The Impossibility of Redemption for Winston Smith in 1984
In George Orwell's 1984, Winston Smith cannot escape the state's domination. Yet his inability is not only because of government power. Rather, even if he did have an opportunity to leave Oceania, his actions indicate that he would not have the personal convictions and character to do so. Both his lack of courage and Oceania's lack of a clear "good" render it difficult for Winston to succeed over Big Brother--and why, instead, he succumbs.

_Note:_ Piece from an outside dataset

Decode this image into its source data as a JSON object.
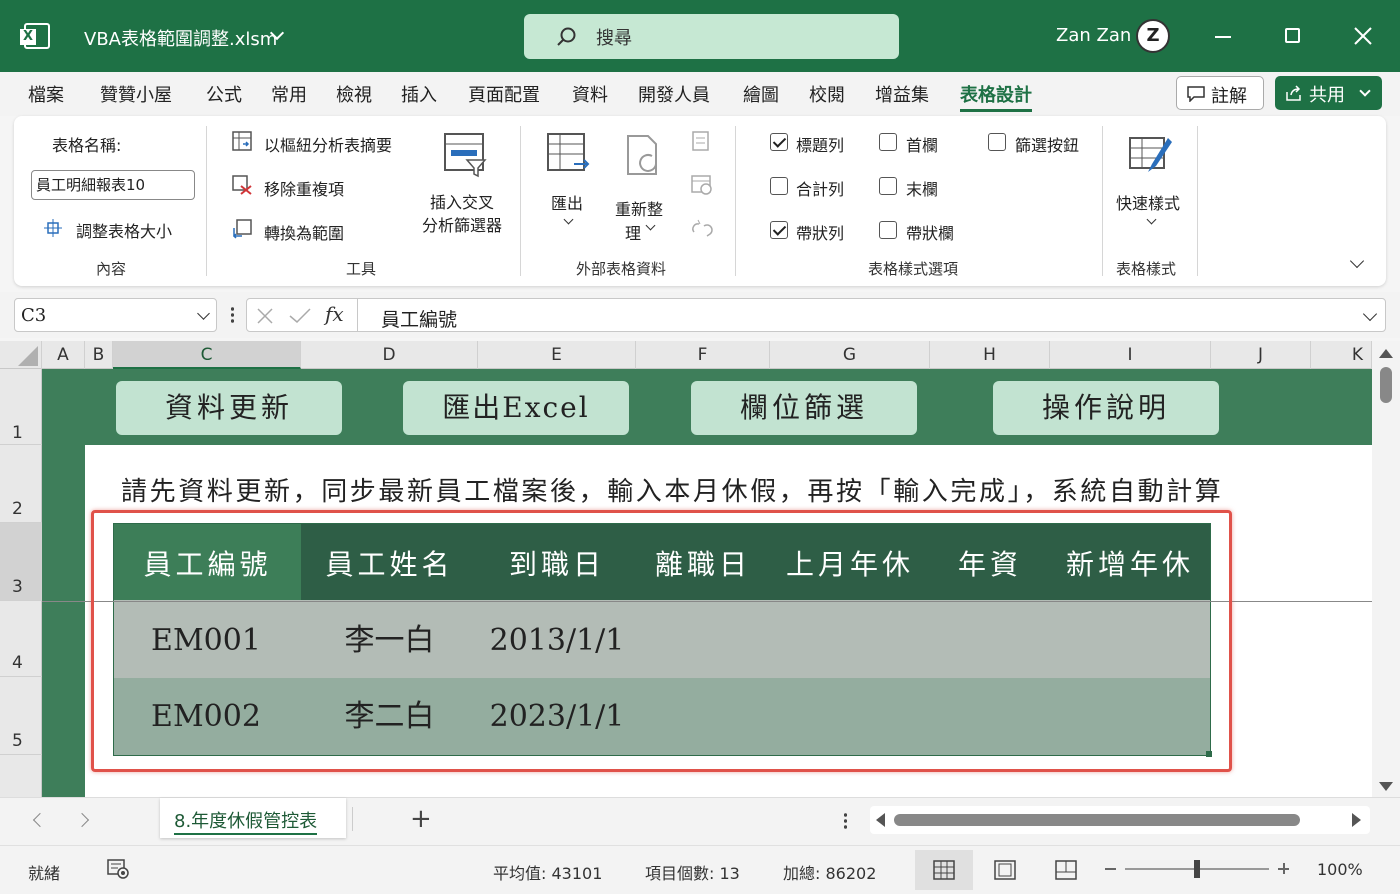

Of course, Winston does rebel against the state. It is particularly interesting to note that Winston works at Ministry of Truth as a revisionist writer of historical fact and that the first act of rebellion he commits involves the act of writing. Driven by a sense of isolation from society, Winston acts the ultimate act of remoteness: writing a diary. Not only is this a solitary act, however, but it is also a relatively safe one. For Winston, the consequences of openly expressing heretical ideas is too risky; he wishes to work out the contradictions and problems of his society, but he wants to do so in some measure of security.
Yet writing down his thoughts is still a dangerous act. Although Winston's initiation into rebellion may at first seem tepid, in fact it is...

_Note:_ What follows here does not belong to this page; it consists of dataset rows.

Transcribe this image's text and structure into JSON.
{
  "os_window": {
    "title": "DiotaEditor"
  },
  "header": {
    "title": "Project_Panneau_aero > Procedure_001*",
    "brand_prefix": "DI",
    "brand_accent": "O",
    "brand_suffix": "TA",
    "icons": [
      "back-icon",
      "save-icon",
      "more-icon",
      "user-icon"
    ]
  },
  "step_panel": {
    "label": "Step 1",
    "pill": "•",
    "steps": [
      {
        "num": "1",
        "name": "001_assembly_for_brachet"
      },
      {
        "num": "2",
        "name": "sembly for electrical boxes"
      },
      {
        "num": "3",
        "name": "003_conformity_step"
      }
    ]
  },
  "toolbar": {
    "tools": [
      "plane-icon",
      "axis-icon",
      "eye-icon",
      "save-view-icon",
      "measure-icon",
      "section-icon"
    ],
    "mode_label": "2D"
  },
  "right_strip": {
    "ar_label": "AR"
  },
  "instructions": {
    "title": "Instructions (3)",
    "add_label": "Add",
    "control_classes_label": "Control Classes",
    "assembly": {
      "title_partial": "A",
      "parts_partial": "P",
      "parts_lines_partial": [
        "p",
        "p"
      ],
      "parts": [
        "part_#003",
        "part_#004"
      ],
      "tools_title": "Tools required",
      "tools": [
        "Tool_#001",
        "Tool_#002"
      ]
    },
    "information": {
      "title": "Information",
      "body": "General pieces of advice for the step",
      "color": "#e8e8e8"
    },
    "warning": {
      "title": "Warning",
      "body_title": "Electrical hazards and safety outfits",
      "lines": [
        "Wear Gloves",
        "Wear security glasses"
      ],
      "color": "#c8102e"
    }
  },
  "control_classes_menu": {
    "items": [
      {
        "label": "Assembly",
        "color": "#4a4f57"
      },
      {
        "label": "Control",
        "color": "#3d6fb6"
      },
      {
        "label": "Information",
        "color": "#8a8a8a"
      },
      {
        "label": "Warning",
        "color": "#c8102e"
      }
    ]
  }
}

Join Now to View Premium Content
GradeSaver provides access to 725 study guide PDFs and quizzes, 4227 literature essays, 1406 sample college application essays, 171 lesson plans, and ad-free surfing in this premium content, “Members Only” section of the site! Membership includes a 10% discount on all editing orders.
Already a member? Log in